The phrase “it takes a village” comes to my mind many times a day lately, for that’s what we have here, a village of caring friends and thoughtful strangers who show up in all sorts of ways, and who do what they do in a spirit of love. There have been months of beautiful dinners, massages, flowers, stories written and pictures painted and cards sent; donations large and small from across the land; photos and memories shared, housecleaning, rides given, family and friends arriving to brighten the days. An abundance of much-needed, much-appreciated assistance, care, and concern.

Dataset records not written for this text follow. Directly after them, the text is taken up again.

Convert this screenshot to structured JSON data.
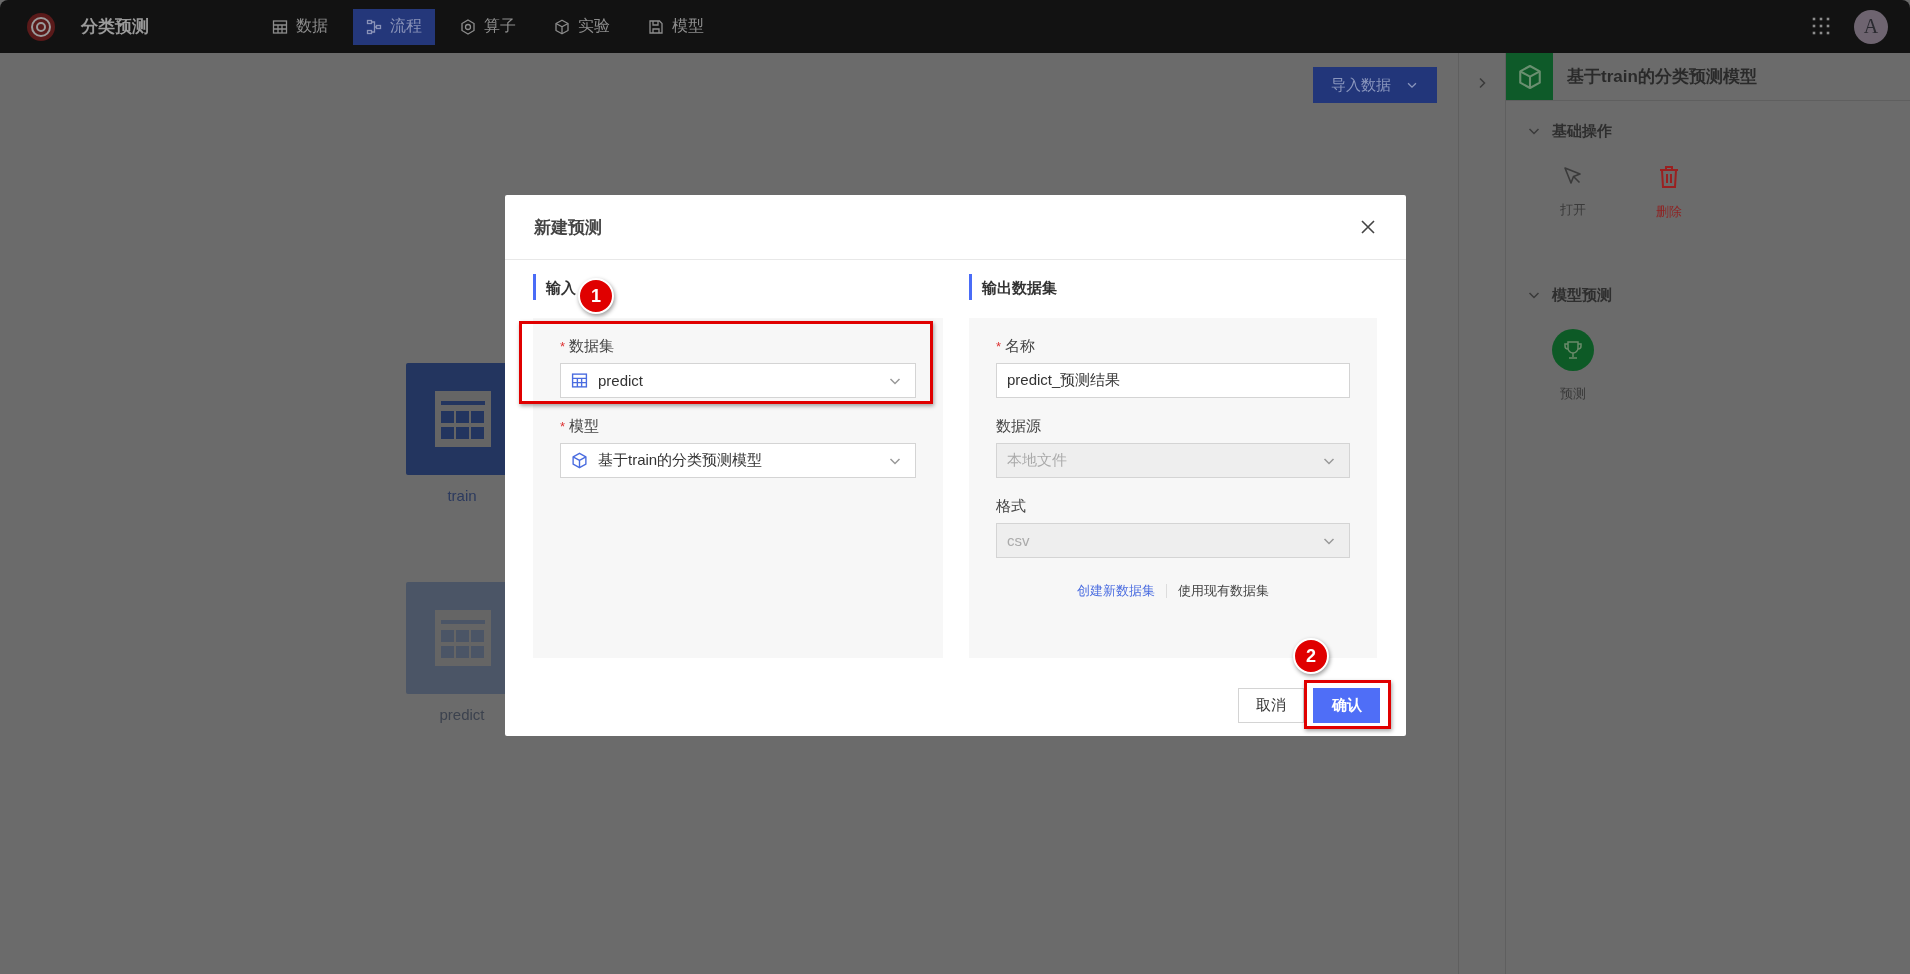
{
  "app": {
    "title": "分类预测"
  },
  "nav": [
    {
      "label": "数据",
      "selected": false
    },
    {
      "label": "流程",
      "selected": true
    },
    {
      "label": "算子",
      "selected": false
    },
    {
      "label": "实验",
      "selected": false
    },
    {
      "label": "模型",
      "selected": false
    }
  ],
  "user": {
    "avatar_letter": "A"
  },
  "canvas": {
    "import_button": "导入数据",
    "nodes": [
      {
        "label": "train",
        "selected": true
      },
      {
        "label": "predict",
        "selected": false
      }
    ]
  },
  "side_panel": {
    "title": "基于train的分类预测模型",
    "sections": [
      {
        "title": "基础操作",
        "expanded": true,
        "actions": [
          {
            "label": "打开",
            "kind": "open"
          },
          {
            "label": "删除",
            "kind": "delete"
          }
        ]
      },
      {
        "title": "模型预测",
        "expanded": true,
        "actions": [
          {
            "label": "预测",
            "kind": "predict"
          }
        ]
      }
    ]
  },
  "dialog": {
    "title": "新建预测",
    "input": {
      "heading": "输入",
      "fields": [
        {
          "label": "数据集",
          "required_mark": "*",
          "value": "predict",
          "disabled": false
        },
        {
          "label": "模型",
          "required_mark": "*",
          "value": "基于train的分类预测模型",
          "disabled": false
        }
      ]
    },
    "output": {
      "heading": "输出数据集",
      "fields": [
        {
          "label": "名称",
          "required_mark": "*",
          "kind": "text",
          "value": "predict_预测结果",
          "disabled": false
        },
        {
          "label": "数据源",
          "kind": "select",
          "value": "本地文件",
          "disabled": true
        },
        {
          "label": "格式",
          "kind": "select",
          "value": "csv",
          "disabled": true
        }
      ],
      "links": [
        {
          "label": "创建新数据集",
          "selected": true
        },
        {
          "label": "使用现有数据集",
          "selected": false
        }
      ]
    },
    "buttons": [
      {
        "label": "取消",
        "kind": "default"
      },
      {
        "label": "确认",
        "kind": "primary"
      }
    ]
  },
  "annotations": [
    {
      "number": "1"
    },
    {
      "number": "2"
    }
  ]
}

No one can change Lisa’s diagnosis. And there’s no denying the challenges she faces each day: pills to take and transfusions to endure and a new port to contend with. There are side effects to every medication. There is the unknowable future. There is no cure. [continue…]

in awe of the subtle

ice fairyI am perched on a stool in my friend’s kitchen, looking out at the same mountains I see from my own kitchen stool on the other side of town. A reverse view. On the sill above the sink, a row of single paperwhites rising out of cobalt blue jars. Beyond the tiny star blossoms, on the other side of the window, a few flakes of snow dancing through the air. And then, in the time it takes me to type a sentence and look up again, the storm quickens, the dance becomes a fury, and the solid, slumbering mountains disappear behind a swirling veil of white.

My friend sleeps in the bedroom down the hall. When she awakens, I’ll be here. We’ll have a late breakfast together, drink tea, listen to the wild wind and watch the snow fall. I suspect there is comfort for both of us in that.

A sentence sent by another friend over the weekend about sums it up: “Sitting silently beside a friend who is hurting may be the best gift we have to give.”

Sitting silently is something I’m always happy to do. The gift, needless to say, goes both ways. We are all hungry for silence. To dive down, to find the beauty in a moment’s passing, to inhabit time with a breath, to be fully present to another’s beating heart, is both an act of perception and imagination. I love that even a time of stillness can be shared through the gift of presence; that silence, too, speaks a language of caring and connection. [continue…]